[Exercise inputs Boundary: Start]

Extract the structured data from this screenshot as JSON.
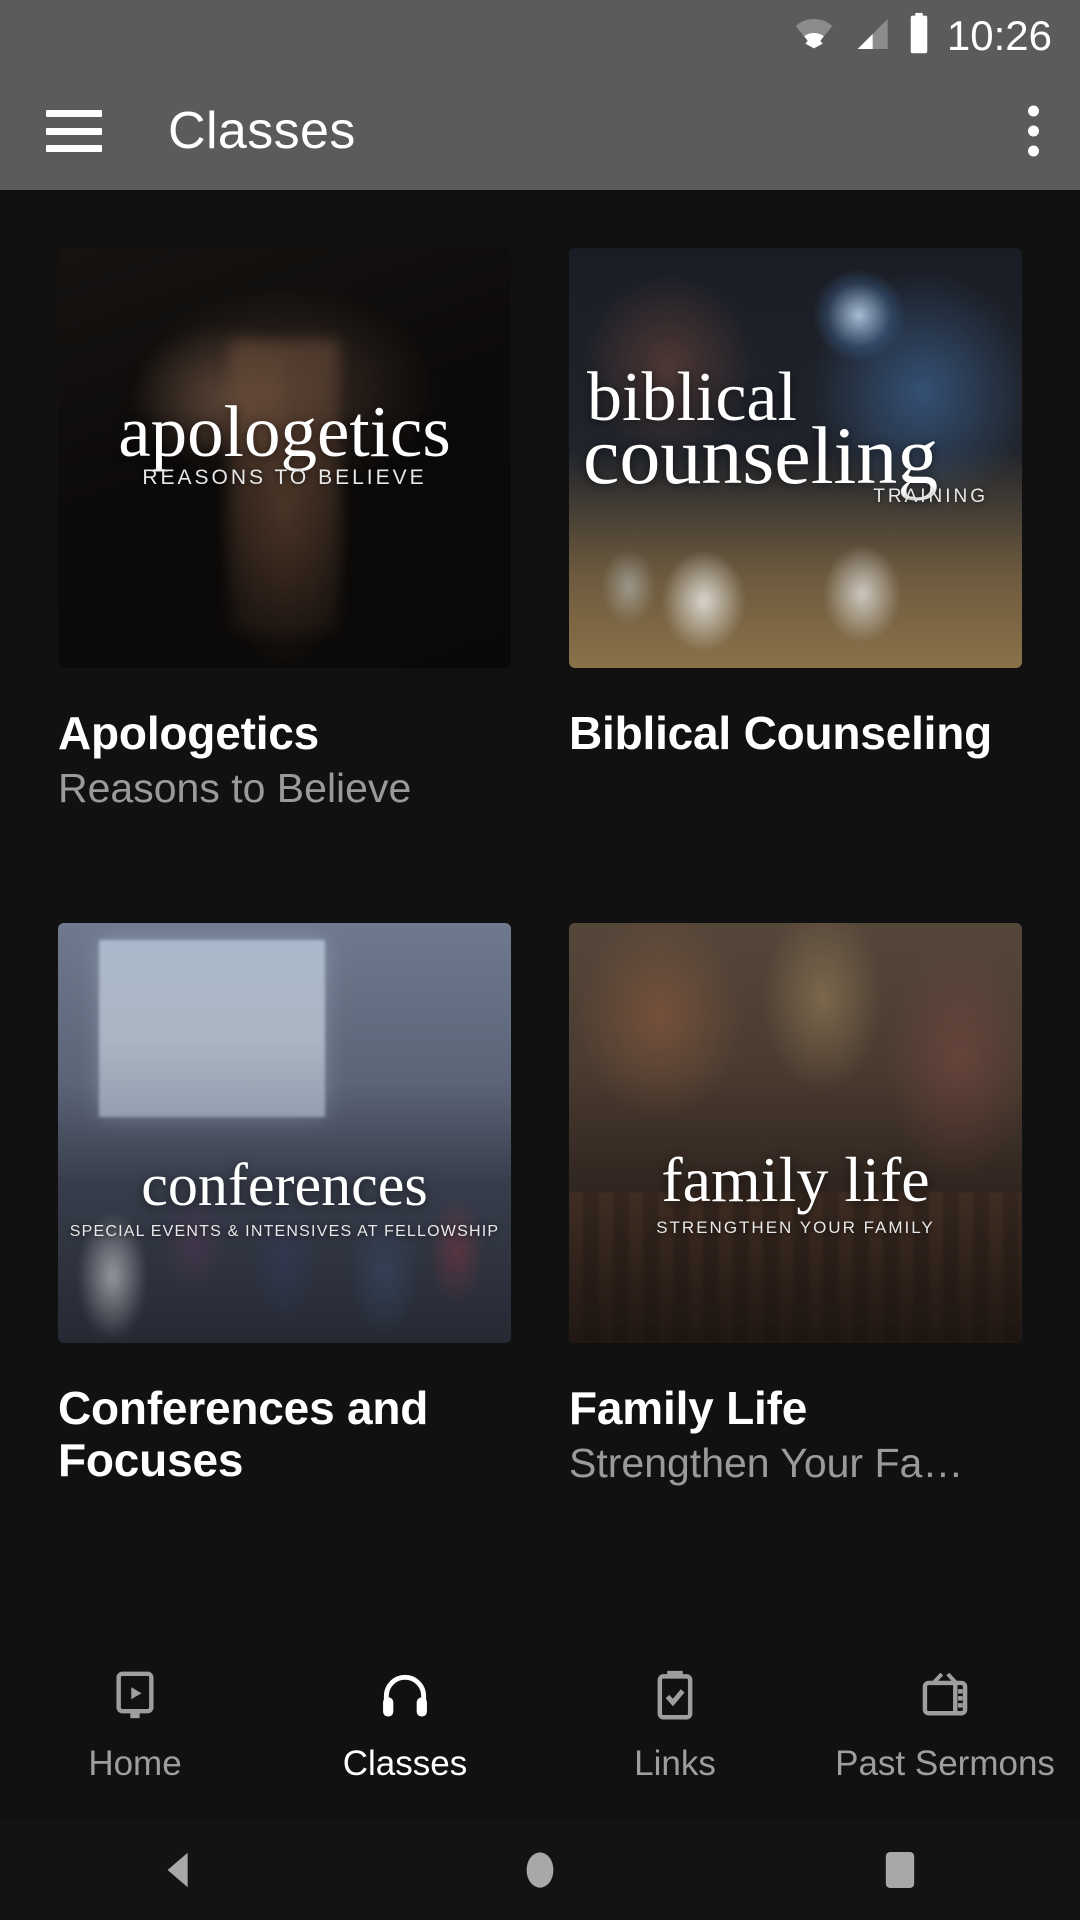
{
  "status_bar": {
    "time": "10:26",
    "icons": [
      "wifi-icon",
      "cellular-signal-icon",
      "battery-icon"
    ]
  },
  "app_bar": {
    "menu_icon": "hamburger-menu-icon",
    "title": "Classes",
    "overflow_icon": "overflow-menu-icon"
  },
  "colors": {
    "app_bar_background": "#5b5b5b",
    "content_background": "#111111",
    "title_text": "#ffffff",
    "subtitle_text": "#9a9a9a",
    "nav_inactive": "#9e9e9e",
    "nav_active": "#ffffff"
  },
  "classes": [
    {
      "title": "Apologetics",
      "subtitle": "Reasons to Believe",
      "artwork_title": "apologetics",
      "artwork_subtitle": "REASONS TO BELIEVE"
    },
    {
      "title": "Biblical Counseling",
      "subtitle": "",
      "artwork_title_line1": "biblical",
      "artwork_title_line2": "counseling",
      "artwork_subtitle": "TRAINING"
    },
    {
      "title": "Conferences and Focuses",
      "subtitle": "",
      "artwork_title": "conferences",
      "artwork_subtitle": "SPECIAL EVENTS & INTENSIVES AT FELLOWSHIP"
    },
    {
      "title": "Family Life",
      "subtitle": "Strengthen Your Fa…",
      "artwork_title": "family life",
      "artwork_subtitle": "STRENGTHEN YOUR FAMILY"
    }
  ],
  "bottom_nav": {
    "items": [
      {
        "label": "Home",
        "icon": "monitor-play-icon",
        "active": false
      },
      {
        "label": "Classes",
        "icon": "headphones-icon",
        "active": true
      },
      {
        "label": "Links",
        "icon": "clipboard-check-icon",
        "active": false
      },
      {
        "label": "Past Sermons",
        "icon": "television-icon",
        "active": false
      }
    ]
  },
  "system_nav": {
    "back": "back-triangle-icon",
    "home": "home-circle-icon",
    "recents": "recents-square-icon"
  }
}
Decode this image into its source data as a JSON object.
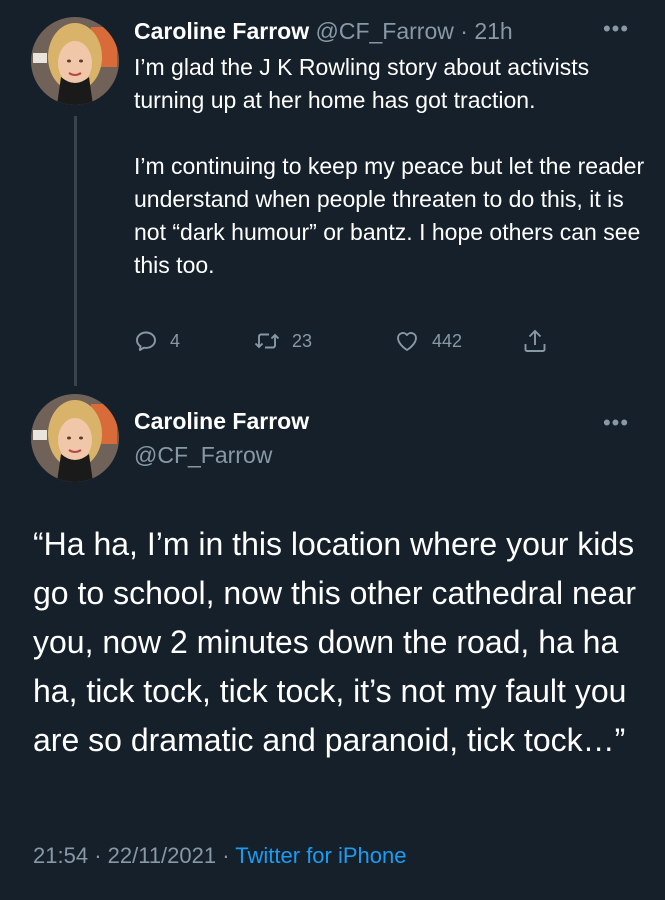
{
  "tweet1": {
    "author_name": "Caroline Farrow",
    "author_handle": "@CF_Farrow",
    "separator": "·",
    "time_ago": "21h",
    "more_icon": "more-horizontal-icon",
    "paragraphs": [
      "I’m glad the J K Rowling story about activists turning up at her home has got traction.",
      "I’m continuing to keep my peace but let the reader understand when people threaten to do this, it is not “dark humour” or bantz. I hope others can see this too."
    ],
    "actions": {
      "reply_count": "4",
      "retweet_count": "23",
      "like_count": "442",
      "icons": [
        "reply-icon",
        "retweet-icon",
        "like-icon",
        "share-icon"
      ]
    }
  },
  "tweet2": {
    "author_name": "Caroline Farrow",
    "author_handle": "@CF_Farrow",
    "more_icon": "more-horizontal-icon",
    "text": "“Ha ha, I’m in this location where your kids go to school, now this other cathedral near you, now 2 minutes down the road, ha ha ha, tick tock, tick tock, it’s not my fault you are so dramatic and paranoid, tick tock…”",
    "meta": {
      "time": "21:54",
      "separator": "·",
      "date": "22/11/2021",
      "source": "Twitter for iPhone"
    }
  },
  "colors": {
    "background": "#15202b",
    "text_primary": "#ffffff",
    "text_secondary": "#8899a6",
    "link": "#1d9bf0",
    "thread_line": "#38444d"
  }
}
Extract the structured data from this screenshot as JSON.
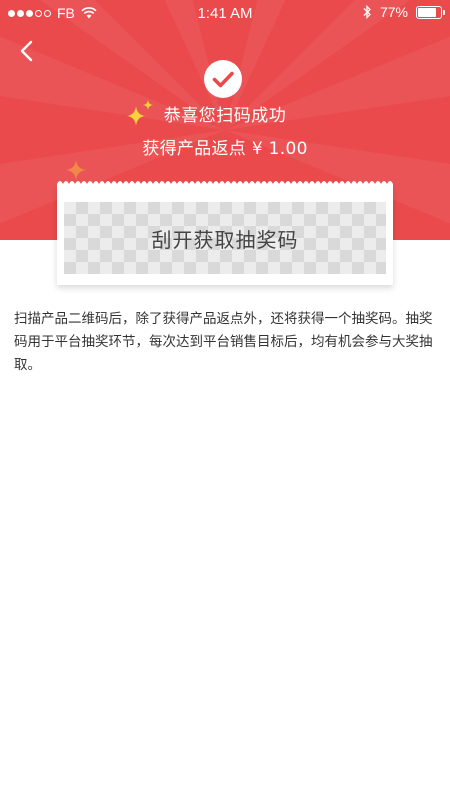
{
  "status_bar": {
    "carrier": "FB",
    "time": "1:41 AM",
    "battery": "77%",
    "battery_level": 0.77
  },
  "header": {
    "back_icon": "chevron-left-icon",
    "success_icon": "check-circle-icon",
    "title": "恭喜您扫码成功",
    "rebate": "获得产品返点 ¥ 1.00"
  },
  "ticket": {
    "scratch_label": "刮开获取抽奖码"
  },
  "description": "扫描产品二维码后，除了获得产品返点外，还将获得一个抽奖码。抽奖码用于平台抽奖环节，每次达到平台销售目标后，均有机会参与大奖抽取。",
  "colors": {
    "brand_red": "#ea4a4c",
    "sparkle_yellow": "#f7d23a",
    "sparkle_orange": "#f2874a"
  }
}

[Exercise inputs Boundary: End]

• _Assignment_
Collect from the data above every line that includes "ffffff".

• _Response area_
    "title_text": "#ffffff",
    "nav_active": "#ffffff"
    "text_primary": "#ffffff",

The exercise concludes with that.